      • desperado says:

        Tune in tomorrow for another exciting episode of Mind-numbingly Boring Escapades In the Life of Dan.

      • Tuttabella says:

        GG, actually, yes, at a bus stop by the Summit (now Lakewood Church), almost 20 years ago. Good thing I was wearing shades, so I was able to hide my reaction and walk casually away, as if I hadn’t noticed a “thing.”

        I’ve met many a strange character and even received a marriage proposal from a total stranger.

      • Tuttabella says:

        Dan, wasn’t the Metro slogan a while back “You can get there from here?”

        I guess the meaning of “there” is debatable.

      • GG says:

        I think the best deterrent for those guys is to point and laugh or so I’ve heard.

      • texan5142 says:

        I think pepper spray to the nut sack would work also.

      • rightonrush says:

        Speaking of pepper spray to the nut sac, here’s a good family values man that should be neutered with a rusty razor blade.
        http://www.king5.com/news/local/Police-say-abortion-clinic-bomber-is-also-accused-child-molester–244828761.html

      • bubbabobcat says:

        Actually Des, Dan just confirmed he is a patently typically ignorant and emasculated right winger afraid of his own shadow and compensates by concocting his own false reality where he is ALWAYS a “genius” and “king” in control of his own tiny little world. I’m suuuuuure little Danny’s older brothers and sisters will also vouch for how much “smarter” he is than all of them combined.

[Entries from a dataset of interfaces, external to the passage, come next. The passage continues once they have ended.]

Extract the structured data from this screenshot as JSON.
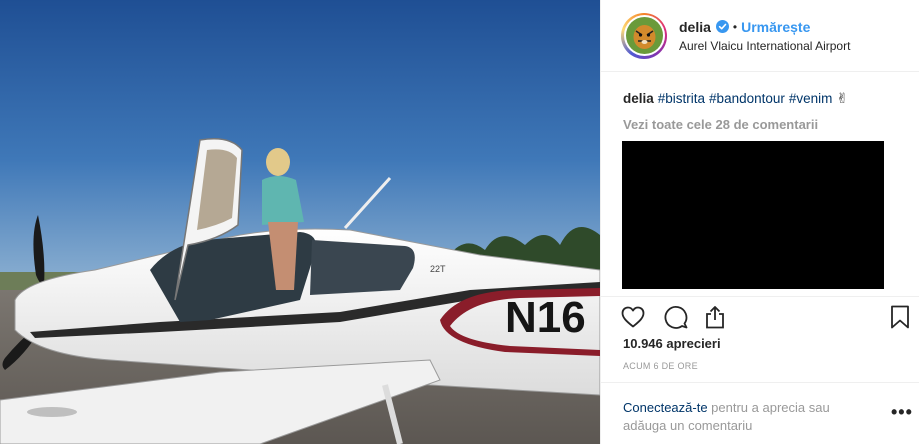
{
  "photo": {
    "alt_icon": "airplane-photo",
    "tail_number": "N16",
    "model_badge": "22T"
  },
  "header": {
    "username": "delia",
    "separator": "•",
    "follow_label": "Urmărește",
    "location": "Aurel Vlaicu International Airport",
    "verified_icon": "verified-badge-icon"
  },
  "caption": {
    "username": "delia",
    "hashtags": [
      "#bistrita",
      "#bandontour",
      "#venim"
    ],
    "emoji": "✌"
  },
  "comments": {
    "view_all_label": "Vezi toate cele 28 de comentarii"
  },
  "actions": {
    "like_icon": "heart-icon",
    "comment_icon": "comment-icon",
    "share_icon": "share-icon",
    "save_icon": "bookmark-icon"
  },
  "stats": {
    "likes_text": "10.946 aprecieri",
    "time_text": "ACUM 6 DE ORE"
  },
  "login_prompt": {
    "link_text": "Conectează-te",
    "rest_text": " pentru a aprecia sau adăuga un comentariu",
    "more_label": "•••"
  },
  "colors": {
    "accent": "#3897f0",
    "link": "#003569",
    "muted": "#999999",
    "text": "#262626",
    "border": "#efefef"
  }
}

        Tres pathetique. And explains a lot why little Danny is such a richard. And troll who is so desperate that he thinks any attention is good attention.

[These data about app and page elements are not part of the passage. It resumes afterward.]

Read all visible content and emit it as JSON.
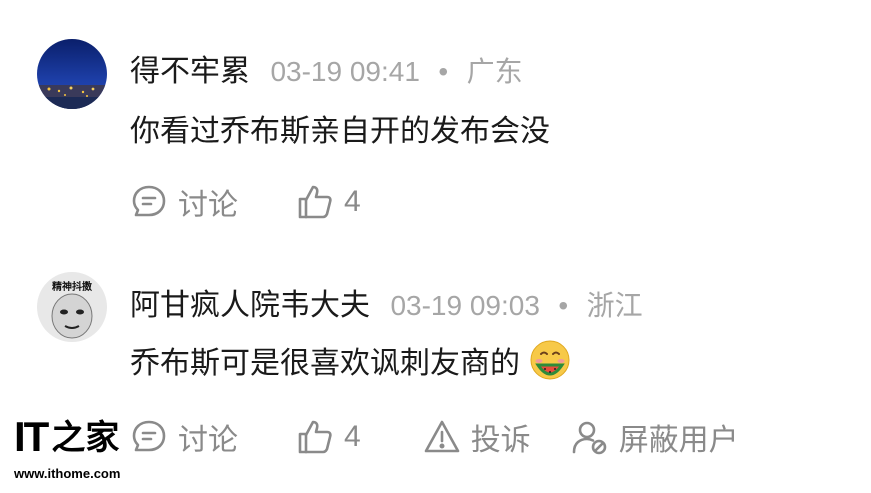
{
  "comments": [
    {
      "username": "得不牢累",
      "time": "03-19 09:41",
      "separator": "•",
      "location": "广东",
      "content": "你看过乔布斯亲自开的发布会没",
      "actions": {
        "discuss_label": "讨论",
        "like_count": "4"
      }
    },
    {
      "username": "阿甘疯人院韦大夫",
      "time": "03-19 09:03",
      "separator": "•",
      "location": "浙江",
      "content": "乔布斯可是很喜欢讽刺友商的",
      "emoji": "watermelon-face-emoji",
      "avatar_text": "精神抖擞",
      "actions": {
        "discuss_label": "讨论",
        "like_count": "4",
        "report_label": "投诉",
        "block_label": "屏蔽用户"
      }
    }
  ],
  "watermark": {
    "logo_it": "IT",
    "logo_zhi": "之家",
    "url": "www.ithome.com"
  },
  "icons": {
    "discuss": "chat-bubble-icon",
    "like": "thumbs-up-icon",
    "report": "warning-triangle-icon",
    "block": "user-block-icon"
  },
  "colors": {
    "text_primary": "#1a1a1a",
    "text_secondary": "#a6a6a6",
    "icon_gray": "#8a8a8a"
  }
}
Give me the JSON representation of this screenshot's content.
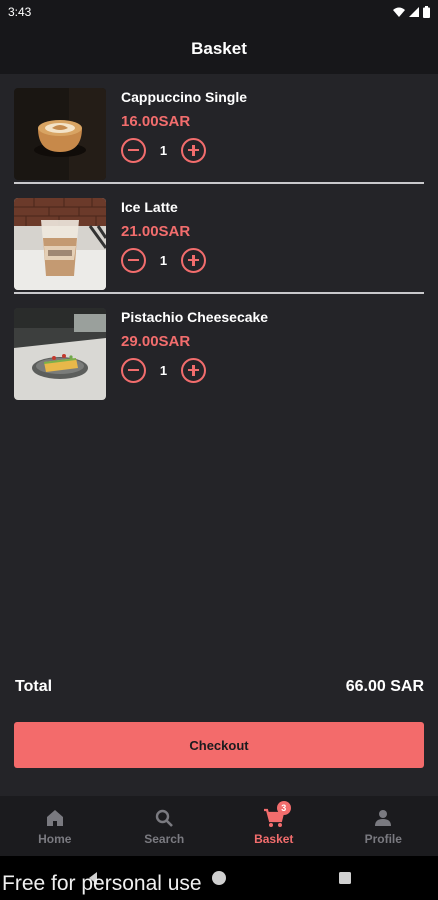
{
  "status_bar": {
    "time": "3:43"
  },
  "app_bar": {
    "title": "Basket"
  },
  "items": [
    {
      "name": "Cappuccino Single",
      "price": "16.00SAR",
      "quantity": "1",
      "image": "cappuccino-photo"
    },
    {
      "name": "Ice Latte",
      "price": "21.00SAR",
      "quantity": "1",
      "image": "ice-latte-photo"
    },
    {
      "name": "Pistachio Cheesecake",
      "price": "29.00SAR",
      "quantity": "1",
      "image": "cheesecake-photo"
    }
  ],
  "summary": {
    "total_label": "Total",
    "total_value": "66.00 SAR"
  },
  "checkout": {
    "label": "Checkout"
  },
  "bottom_nav": [
    {
      "label": "Home",
      "icon": "home-icon",
      "active": false
    },
    {
      "label": "Search",
      "icon": "search-icon",
      "active": false
    },
    {
      "label": "Basket",
      "icon": "cart-icon",
      "active": true,
      "badge": "3"
    },
    {
      "label": "Profile",
      "icon": "person-icon",
      "active": false
    }
  ],
  "watermark": "Free for personal use",
  "colors": {
    "accent": "#f26d6d",
    "background": "#242428",
    "bar": "#17171a"
  }
}
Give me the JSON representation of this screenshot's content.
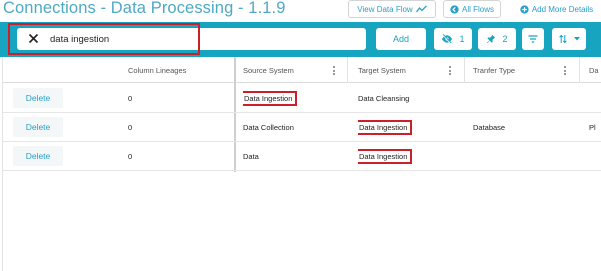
{
  "header": {
    "title": "Connections - Data Processing - 1.1.9",
    "view_data_flow": "View Data Flow",
    "all_flows": "All Flows",
    "add_more_details": "Add More Details"
  },
  "search": {
    "value": "data ingestion",
    "add_label": "Add",
    "hidden_count": "1",
    "pinned_count": "2"
  },
  "grid": {
    "columns": [
      "",
      "Column Lineages",
      "Source System",
      "Target System",
      "Tranfer Type",
      "Da"
    ],
    "rows": [
      {
        "action": "Delete",
        "lineages": "0",
        "source": "Data Ingestion",
        "target": "Data Cleansing",
        "transfer": "",
        "extra": ""
      },
      {
        "action": "Delete",
        "lineages": "0",
        "source": "Data Collection",
        "target": "Data Ingestion",
        "transfer": "Database",
        "extra": "Pl"
      },
      {
        "action": "Delete",
        "lineages": "0",
        "source": "Data",
        "target": "Data Ingestion",
        "transfer": "",
        "extra": ""
      }
    ]
  },
  "colors": {
    "toolbar": "#17a4c1",
    "title": "#4fa9c4",
    "highlight": "#cc1f2a",
    "link": "#2a9fc8"
  },
  "icons": [
    "trend-line-icon",
    "circle-arrow-left-icon",
    "plus-circle-icon",
    "close-icon",
    "eye-slash-icon",
    "pin-icon",
    "filter-icon",
    "sort-icon",
    "caret-down-icon",
    "column-menu-icon"
  ]
}
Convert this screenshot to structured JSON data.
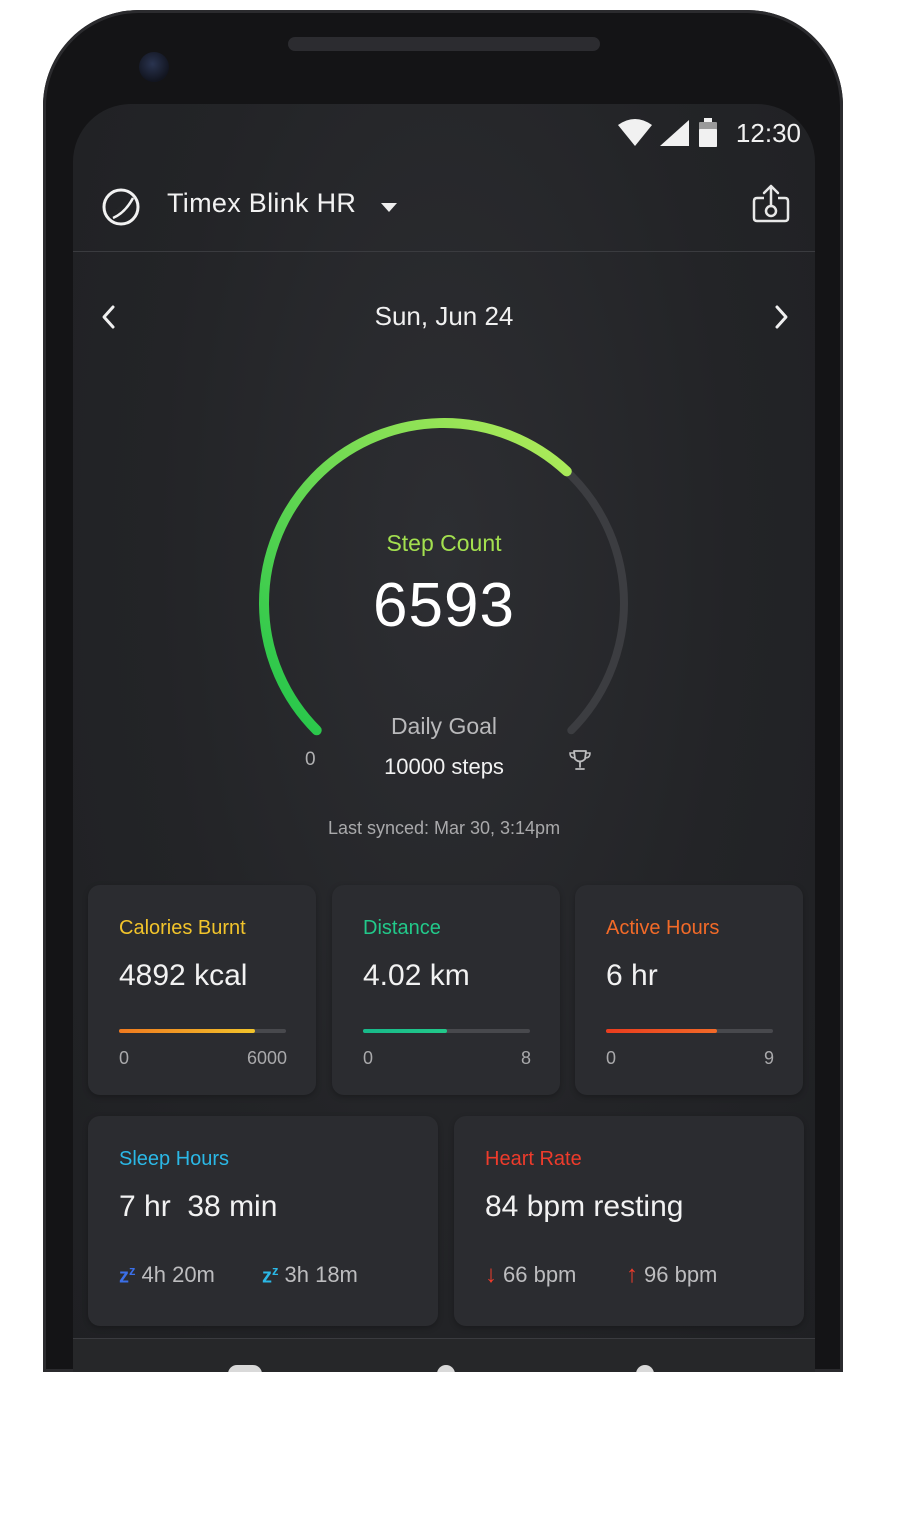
{
  "status": {
    "time": "12:30"
  },
  "header": {
    "device_name": "Timex Blink HR"
  },
  "date": {
    "label": "Sun, Jun 24"
  },
  "steps": {
    "title": "Step Count",
    "value": "6593",
    "goal_label": "Daily Goal",
    "goal_value": "10000 steps",
    "min_label": "0",
    "progress": 0.6593
  },
  "last_synced": "Last synced: Mar 30, 3:14pm",
  "cards": {
    "calories": {
      "title": "Calories Burnt",
      "value": "4892 kcal",
      "min": "0",
      "max": "6000",
      "progress": 0.8153,
      "color": "#f2c42b"
    },
    "distance": {
      "title": "Distance",
      "value": "4.02 km",
      "min": "0",
      "max": "8",
      "progress": 0.5025,
      "color": "#22c98a"
    },
    "active": {
      "title": "Active Hours",
      "value": "6 hr",
      "min": "0",
      "max": "9",
      "progress": 0.6667,
      "color": "#f26a28"
    },
    "sleep": {
      "title": "Sleep Hours",
      "value": "7 hr  38 min",
      "deep": "4h 20m",
      "light": "3h 18m",
      "color": "#2bb8e6"
    },
    "heart": {
      "title": "Heart Rate",
      "value": "84 bpm resting",
      "low": "66 bpm",
      "high": "96 bpm",
      "color": "#ee3b2b"
    }
  },
  "colors": {
    "gauge_start": "#1fc44a",
    "gauge_end": "#b4ec5a",
    "gauge_track": "#3c3d41",
    "calories_bar_start": "#f07a1f",
    "distance_bar_start": "#18b98a",
    "active_bar_start": "#ea3c1e"
  }
}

    • bubbabobcat says:

      “As for a commuter rail line in a Southern city like Houston, it doesn’t make any sense. Houston is spread out, not confined like New York City.”

      Cappy, you really need to get out more. Guess you never heard of the Long Island Rail Road? It’s been in service for nearly 200 years now. And it stretches about 120 miles from NYC to the eastern tip of Long Island. Which by the way is more similar to Houston, Richmond, Rosenberg, Sugar Land, Conroe, The Woodlands, Kingwood, etc. than “dense” Noo Yawk City for 95% of its routes.

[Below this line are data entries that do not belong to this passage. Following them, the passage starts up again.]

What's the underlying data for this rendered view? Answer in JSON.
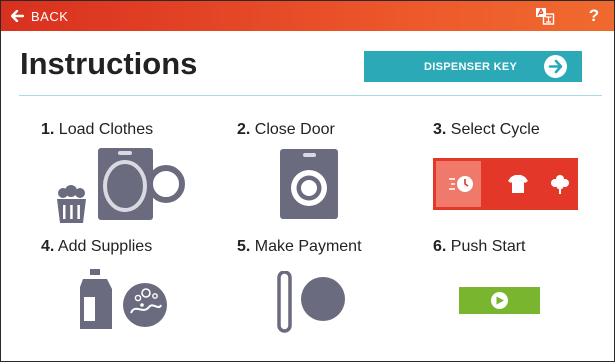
{
  "header": {
    "back_label": "BACK",
    "icons": [
      "back-arrow-icon",
      "translate-icon",
      "help-icon"
    ],
    "help_label": "?"
  },
  "page": {
    "title": "Instructions",
    "dispenser_button_label": "DISPENSER KEY"
  },
  "steps": [
    {
      "number": "1.",
      "label": "Load Clothes"
    },
    {
      "number": "2.",
      "label": "Close Door"
    },
    {
      "number": "3.",
      "label": "Select Cycle"
    },
    {
      "number": "4.",
      "label": "Add Supplies"
    },
    {
      "number": "5.",
      "label": "Make Payment"
    },
    {
      "number": "6.",
      "label": "Push Start"
    }
  ],
  "colors": {
    "header": "#e8462a",
    "accent": "#2ba9b6",
    "icon_gray": "#6b6b80",
    "cycle_red": "#e3372a",
    "start_green": "#7ab530"
  }
}
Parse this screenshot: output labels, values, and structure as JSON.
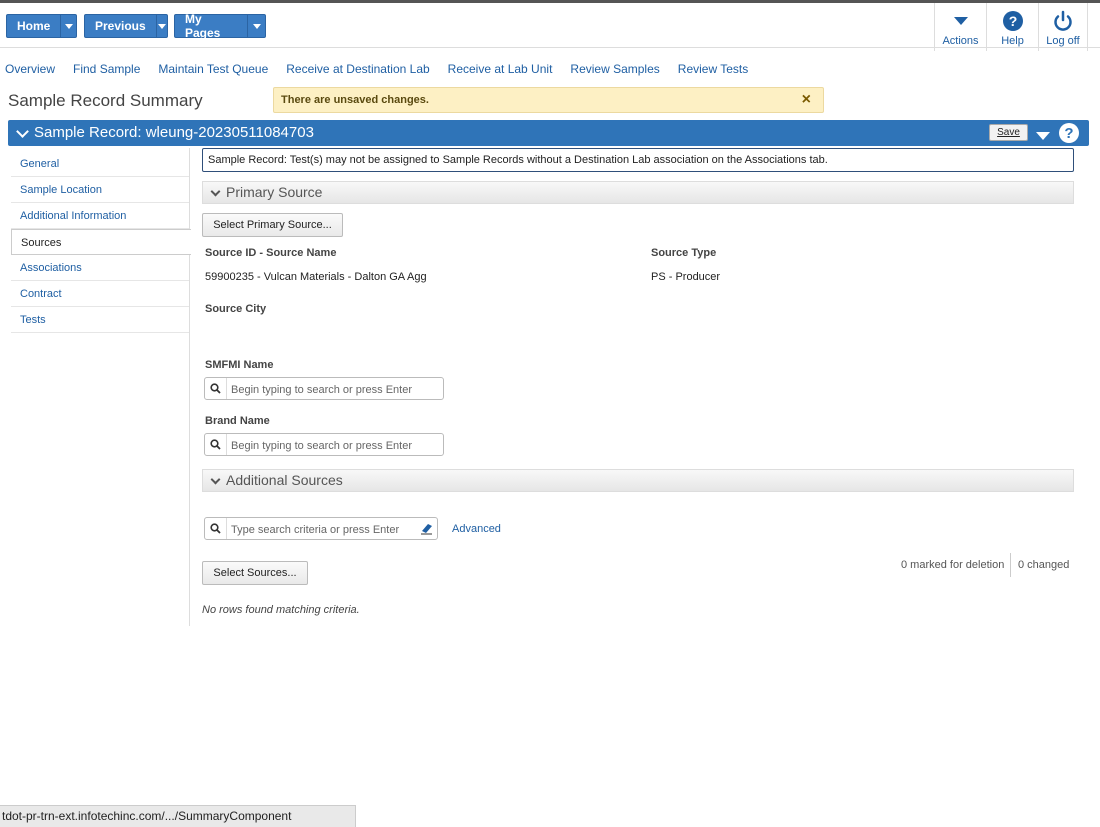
{
  "topnav": {
    "home_label": "Home",
    "previous_label": "Previous",
    "mypages_label": "My Pages",
    "actions_label": "Actions",
    "help_label": "Help",
    "logoff_label": "Log off"
  },
  "subnav": [
    "Overview",
    "Find Sample",
    "Maintain Test Queue",
    "Receive at Destination Lab",
    "Receive at Lab Unit",
    "Review Samples",
    "Review Tests"
  ],
  "page_title": "Sample Record Summary",
  "warning": {
    "text": "There are unsaved changes.",
    "close": "×"
  },
  "record_bar": {
    "title": "Sample Record: wleung-20230511084703",
    "save_label": "Save",
    "help": "?"
  },
  "sidebar": {
    "items": [
      "General",
      "Sample Location",
      "Additional Information",
      "Sources",
      "Associations",
      "Contract",
      "Tests"
    ],
    "active": "Sources"
  },
  "notice": "Sample Record: Test(s) may not be assigned to Sample Records without a Destination Lab association on the Associations tab.",
  "primary_source": {
    "header": "Primary Source",
    "select_button": "Select Primary Source...",
    "source_id_label": "Source ID - Source Name",
    "source_id_value": "59900235 - Vulcan Materials - Dalton GA Agg",
    "source_type_label": "Source Type",
    "source_type_value": "PS - Producer",
    "source_city_label": "Source City",
    "smfmi_label": "SMFMI Name",
    "smfmi_placeholder": "Begin typing to search or press Enter",
    "brand_label": "Brand Name",
    "brand_placeholder": "Begin typing to search or press Enter"
  },
  "additional_sources": {
    "header": "Additional Sources",
    "search_placeholder": "Type search criteria or press Enter",
    "advanced_label": "Advanced",
    "select_button": "Select Sources...",
    "marked_for_deletion": "0 marked for deletion",
    "changed": "0 changed",
    "empty_text": "No rows found matching criteria."
  },
  "status_bar": "tdot-pr-trn-ext.infotechinc.com/.../SummaryComponent",
  "colors": {
    "accent": "#2f74b8",
    "warning_bg": "#fdf0c4",
    "link": "#1f5fa3"
  }
}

      Texan5142 was right. That bubble of willful ignorance is pretty impenetrable.

      • CaptSternn says:

        Dude, population density of the U.S.. look at how the North East compares to Texas.

        http://www.mapofusa.net/us-population-density-map.htm

        Get out of your bubble of ignorance. And Texas only won independence from Mexico 178 years ago. Became a state about 165 years ago. Not 200. Geez.

      • CaptSternn says:

        About 169. Derp!

      • Owl of Bellaire says:

        Population density for Texas at large, sure. But, as was pointed out in the great Republican gerrymandering scam, the majority of Texas’ population lives in the I-10 / I-35 / I-45 triangle. And, on your map, the Houston-Dallas corridor looks little different than many swathes of New York state or northern Illinois.

        Quit thinking in broad, sloppy stereotypes, Sternn, like imagining that all of Texas is like Terlingua. One would think your own map would have enabled you to look at specifics, but I guess that’s too much to ask from you.

      • bubbabobcat says:

        That was quite the meaningless non sequitur to get the last word in cappy.

        Yet you were still unable to disprove how similar Long Island is the Houston metro area and nearby communities.

        Another delusional wingnut absorbed in his own fake reality so he can always appear “right”.

        Might as well debate a brick wall.

Leave a Reply

Fill in your details below or click an icon to log in:

WordPress.com Logo

You are commenting using your WordPress.com account. Log Out /  Change )

Google+ photo

You are commenting using your Google+ account. Log Out /  Change )

Twitter picture

You are commenting using your Twitter account. Log Out /  Change )

Facebook photo

You are commenting using your Facebook account. Log Out /  Change )

w

Connecting to %s

Goodreads

Enter your email address to follow this blog and receive notifications of new posts by email.

Join 472 other followers

%d bloggers like this: